Maybe you're a minister or church leader who has recently arrived in the area?
You want to link up with your local school, and you're looking for fresh ways of doing it. You’d like to approach your local school and offer some support. Education really is changing all the time. For some good advice, written by Scottish headteachers and others who know Scottish schools well, go to how to approach a school.
And for some really practical examples, dip into the "Keeping Faith in Schools" video.
... or you're a church member, who would like to serve your local school, and are looking for ideas?
The good news is that the Scottish Government want all schools to link up with the community. Churches are often the largest community organisations in a school’s catchment area, so they can become a valuable partner for a school. For real-life examples, spend a few minutes looking at "Keeping Faith in Schools". But remember, the links must always support young people’s learning - that's what schools are all about. Again, the Serve Your Local School site is a good place to start.
Who can be a chaplain?
Roman Catholic schools all have clearly defined church links which help them integrate education with faith, and support a variety of effective community service. Chaplains have a strong foundation for their work, and are closely integrated in the life of the school.
In non-denominational schools, the Head Teacher invites one or more chaplains drawn from a variety of faith backgrounds. Traditionally at least one Church of Scotland minister from a parish within the school's catchment area has tended to be included, but guidelines are clear that any denomination may be invited. Increasingly schools work with chaplaincy teams, which may include church youth workers as well as clergy from a variety of local churches. Sometimes individual church members (e.g. Volunteers who help with a school's Scripture Union group) join a Chaplaincy Team.
How can chaplains make really effective links with schools in ways that benefit children and young people?
While the traditional role of the chaplain was leading school assemblies, both primary and secondary schools are increasingly encouraging more flexible patterns of involvement. Each school (and chaplain!) has different needs and capacities but here are a few ideas which you may or may not have already come across:
- The Church of Scotland's recent Handbook, Guidance for Schools Chaplains, offers a wealth of advice which is equally worthwhile for chaplains of all denominations. They also have useful information on their Chaplaincy page here.

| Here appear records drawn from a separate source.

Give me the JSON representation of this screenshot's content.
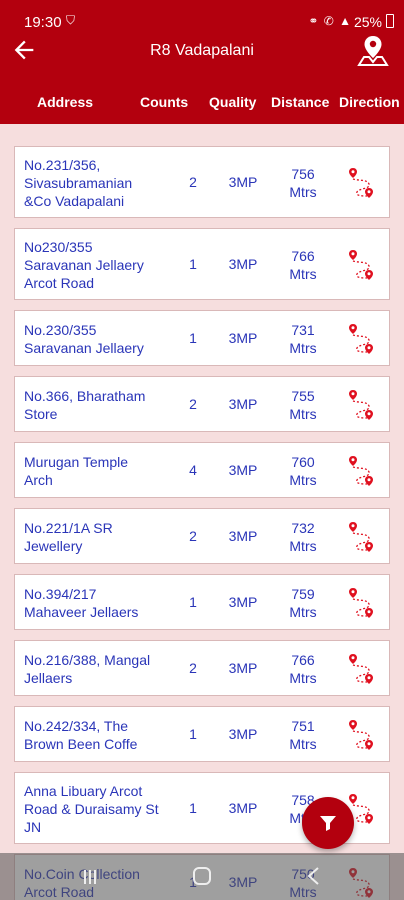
{
  "status": {
    "time": "19:30",
    "battery": "25%"
  },
  "header": {
    "title": "R8 Vadapalani"
  },
  "columns": {
    "address": "Address",
    "counts": "Counts",
    "quality": "Quality",
    "distance": "Distance",
    "direction": "Direction"
  },
  "rows": [
    {
      "address": [
        "No.231/356,",
        "Sivasubramanian",
        "&Co Vadapalani"
      ],
      "count": "2",
      "quality": "3MP",
      "distance": [
        "756",
        "Mtrs"
      ]
    },
    {
      "address": [
        "No230/355",
        "Saravanan Jellaery",
        "Arcot Road"
      ],
      "count": "1",
      "quality": "3MP",
      "distance": [
        "766",
        "Mtrs"
      ]
    },
    {
      "address": [
        "No.230/355",
        "Saravanan Jellaery"
      ],
      "count": "1",
      "quality": "3MP",
      "distance": [
        "731",
        "Mtrs"
      ]
    },
    {
      "address": [
        "No.366, Bharatham",
        "Store"
      ],
      "count": "2",
      "quality": "3MP",
      "distance": [
        "755",
        "Mtrs"
      ]
    },
    {
      "address": [
        "Murugan Temple",
        "Arch"
      ],
      "count": "4",
      "quality": "3MP",
      "distance": [
        "760",
        "Mtrs"
      ]
    },
    {
      "address": [
        "No.221/1A SR",
        "Jewellery"
      ],
      "count": "2",
      "quality": "3MP",
      "distance": [
        "732",
        "Mtrs"
      ]
    },
    {
      "address": [
        "No.394/217",
        "Mahaveer Jellaers"
      ],
      "count": "1",
      "quality": "3MP",
      "distance": [
        "759",
        "Mtrs"
      ]
    },
    {
      "address": [
        "No.216/388, Mangal",
        "Jellaers"
      ],
      "count": "2",
      "quality": "3MP",
      "distance": [
        "766",
        "Mtrs"
      ]
    },
    {
      "address": [
        "No.242/334, The",
        "Brown Been Coffe"
      ],
      "count": "1",
      "quality": "3MP",
      "distance": [
        "751",
        "Mtrs"
      ]
    },
    {
      "address": [
        "Anna Libuary Arcot",
        "Road & Duraisamy St",
        "JN"
      ],
      "count": "1",
      "quality": "3MP",
      "distance": [
        "758",
        "Mtrs"
      ]
    },
    {
      "address": [
        "No.Coin Collection",
        "Arcot Road"
      ],
      "count": "1",
      "quality": "3MP",
      "distance": [
        "750",
        "Mtrs"
      ]
    }
  ],
  "colors": {
    "primary": "#b3000e",
    "text_blue": "#2a35b8",
    "background": "#f6dede"
  }
}
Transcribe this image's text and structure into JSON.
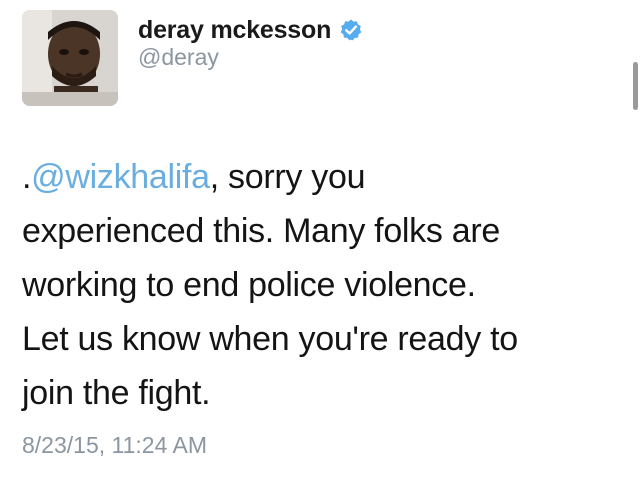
{
  "author": {
    "display_name": "deray mckesson",
    "handle": "@deray",
    "verified": true,
    "verified_icon": "verified-badge-icon",
    "avatar_icon": "profile-avatar"
  },
  "tweet": {
    "prefix": ".",
    "mention": "@wizkhalifa",
    "line1_rest": ", sorry you",
    "line2": "experienced this. Many folks are",
    "line3": "working to end police violence.",
    "line4": "Let us know when you're ready to",
    "line5": "join the fight.",
    "timestamp": "8/23/15, 11:24 AM"
  },
  "colors": {
    "mention": "#6aaee0",
    "verified": "#55acee",
    "secondary_text": "#8b96a0"
  }
}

- The best place to go for ideas is Serve your Local School. This website is specifically written to help churches support schools in ways that are relevant and effective today - you'll find a whole range of fresh approaches, many you've never even thought of!

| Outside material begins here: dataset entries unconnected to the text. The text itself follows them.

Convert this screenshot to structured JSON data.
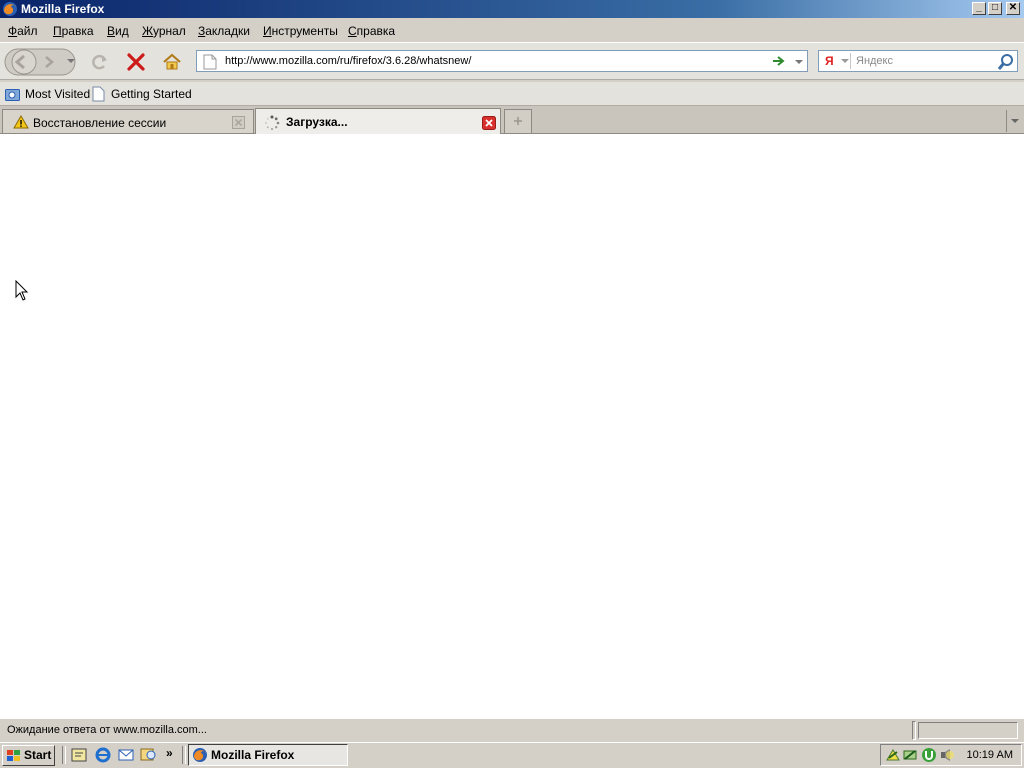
{
  "window": {
    "title": "Mozilla Firefox",
    "controls": {
      "minimize": "_",
      "maximize": "□",
      "close": "✕"
    }
  },
  "menu": [
    "Файл",
    "Правка",
    "Вид",
    "Журнал",
    "Закладки",
    "Инструменты",
    "Справка"
  ],
  "nav": {
    "url": "http://www.mozilla.com/ru/firefox/3.6.28/whatsnew/",
    "search_placeholder": "Яндекс",
    "search_engine_glyph": "Я"
  },
  "bookmarks": [
    "Most Visited",
    "Getting Started"
  ],
  "tabs": [
    {
      "label": "Восстановление сессии",
      "icon": "warning-icon"
    },
    {
      "label": "Загрузка...",
      "icon": "loading-spinner-icon"
    }
  ],
  "status": {
    "text": "Ожидание ответа от www.mozilla.com..."
  },
  "taskbar": {
    "start_label": "Start",
    "quicklaunch_more": "»",
    "window_button": "Mozilla Firefox",
    "clock": "10:19 AM"
  },
  "colors": {
    "titlebar_start": "#0a246a",
    "titlebar_end": "#a6caf0",
    "stop_red": "#cc1a1a",
    "go_green": "#2e8b2e",
    "tab_close_red": "#d8302c"
  }
}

- Our own Resources section includes many lesson topics which will be enriched by the involvement of a Christian Schools Worker, Chaplain or church volunteer......not to mention a whole lot of innovative approaches to Assemblies/Religious Observance/Time for Reflection
- Look at the CVE Case Studies for examples of how churches have supported local schools (e.g. "Look into the Soup Pot", "It's Free - Bible Resources" and "Bible Exhibition").
The Church Audit Tool provides a really good interactive resource which will help you develop your approach further.
Education Scotland guidelines make it very clear that all schools should work in partnership with their local community:
A school is excellent to the extent that...
- Leaders throughout the establishment engage actively with partners, community representatives and agencies and promote and Support community partnerships. There is evidence of meaningful community involvement throughout the school.
- Partnerships with other establishments, organisations and businesses are used to broaden and deepen young people’s learning and to enable them to achieve success in wider contexts. This work is carefully planned by school leaders to enhance the curriculum and develop the perspectives of both children and staff. Community links are fully embedded into the life and work of the school.